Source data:
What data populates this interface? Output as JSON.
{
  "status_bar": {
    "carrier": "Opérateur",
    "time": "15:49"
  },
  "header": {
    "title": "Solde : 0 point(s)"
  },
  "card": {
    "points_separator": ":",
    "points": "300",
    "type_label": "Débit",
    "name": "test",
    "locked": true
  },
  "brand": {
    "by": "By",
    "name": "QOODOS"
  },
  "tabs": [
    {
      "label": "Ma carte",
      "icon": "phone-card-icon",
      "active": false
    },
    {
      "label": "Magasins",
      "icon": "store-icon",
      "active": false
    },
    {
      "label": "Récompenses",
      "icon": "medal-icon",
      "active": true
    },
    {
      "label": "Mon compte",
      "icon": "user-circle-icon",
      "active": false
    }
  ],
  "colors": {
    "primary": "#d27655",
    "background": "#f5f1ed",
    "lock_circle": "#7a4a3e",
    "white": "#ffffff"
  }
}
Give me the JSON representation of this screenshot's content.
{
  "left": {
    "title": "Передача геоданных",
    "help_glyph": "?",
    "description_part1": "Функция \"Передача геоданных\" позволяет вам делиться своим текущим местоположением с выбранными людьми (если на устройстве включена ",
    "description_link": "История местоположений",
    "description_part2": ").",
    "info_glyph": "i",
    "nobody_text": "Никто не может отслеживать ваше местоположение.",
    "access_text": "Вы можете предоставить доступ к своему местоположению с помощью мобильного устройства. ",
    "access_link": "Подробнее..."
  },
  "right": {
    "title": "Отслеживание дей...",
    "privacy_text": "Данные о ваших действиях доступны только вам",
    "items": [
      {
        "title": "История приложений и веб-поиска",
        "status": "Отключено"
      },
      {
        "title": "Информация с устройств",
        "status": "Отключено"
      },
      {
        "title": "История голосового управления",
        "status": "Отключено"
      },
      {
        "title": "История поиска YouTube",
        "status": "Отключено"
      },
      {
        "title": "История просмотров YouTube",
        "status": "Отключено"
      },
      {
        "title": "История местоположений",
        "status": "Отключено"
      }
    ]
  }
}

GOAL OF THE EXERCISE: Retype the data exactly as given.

COMPLETED EXERCISE:
What data populates this interface? Output as JSON.
{
  "status_bar": {
    "carrier": "Opérateur",
    "time": "15:49"
  },
  "header": {
    "title": "Solde : 0 point(s)"
  },
  "card": {
    "points_separator": ":",
    "points": "300",
    "type_label": "Débit",
    "name": "test",
    "locked": true
  },
  "brand": {
    "by": "By",
    "name": "QOODOS"
  },
  "tabs": [
    {
      "label": "Ma carte",
      "icon": "phone-card-icon",
      "active": false
    },
    {
      "label": "Magasins",
      "icon": "store-icon",
      "active": false
    },
    {
      "label": "Récompenses",
      "icon": "medal-icon",
      "active": true
    },
    {
      "label": "Mon compte",
      "icon": "user-circle-icon",
      "active": false
    }
  ],
  "colors": {
    "primary": "#d27655",
    "background": "#f5f1ed",
    "lock_circle": "#7a4a3e",
    "white": "#ffffff"
  }
}
Give me the JSON representation of this screenshot's content.
{
  "left": {
    "title": "Передача геоданных",
    "help_glyph": "?",
    "description_part1": "Функция \"Передача геоданных\" позволяет вам делиться своим текущим местоположением с выбранными людьми (если на устройстве включена ",
    "description_link": "История местоположений",
    "description_part2": ").",
    "info_glyph": "i",
    "nobody_text": "Никто не может отслеживать ваше местоположение.",
    "access_text": "Вы можете предоставить доступ к своему местоположению с помощью мобильного устройства. ",
    "access_link": "Подробнее..."
  },
  "right": {
    "title": "Отслеживание дей...",
    "privacy_text": "Данные о ваших действиях доступны только вам",
    "items": [
      {
        "title": "История приложений и веб-поиска",
        "status": "Отключено"
      },
      {
        "title": "Информация с устройств",
        "status": "Отключено"
      },
      {
        "title": "История голосового управления",
        "status": "Отключено"
      },
      {
        "title": "История поиска YouTube",
        "status": "Отключено"
      },
      {
        "title": "История просмотров YouTube",
        "status": "Отключено"
      },
      {
        "title": "История местоположений",
        "status": "Отключено"
      }
    ]
  }
}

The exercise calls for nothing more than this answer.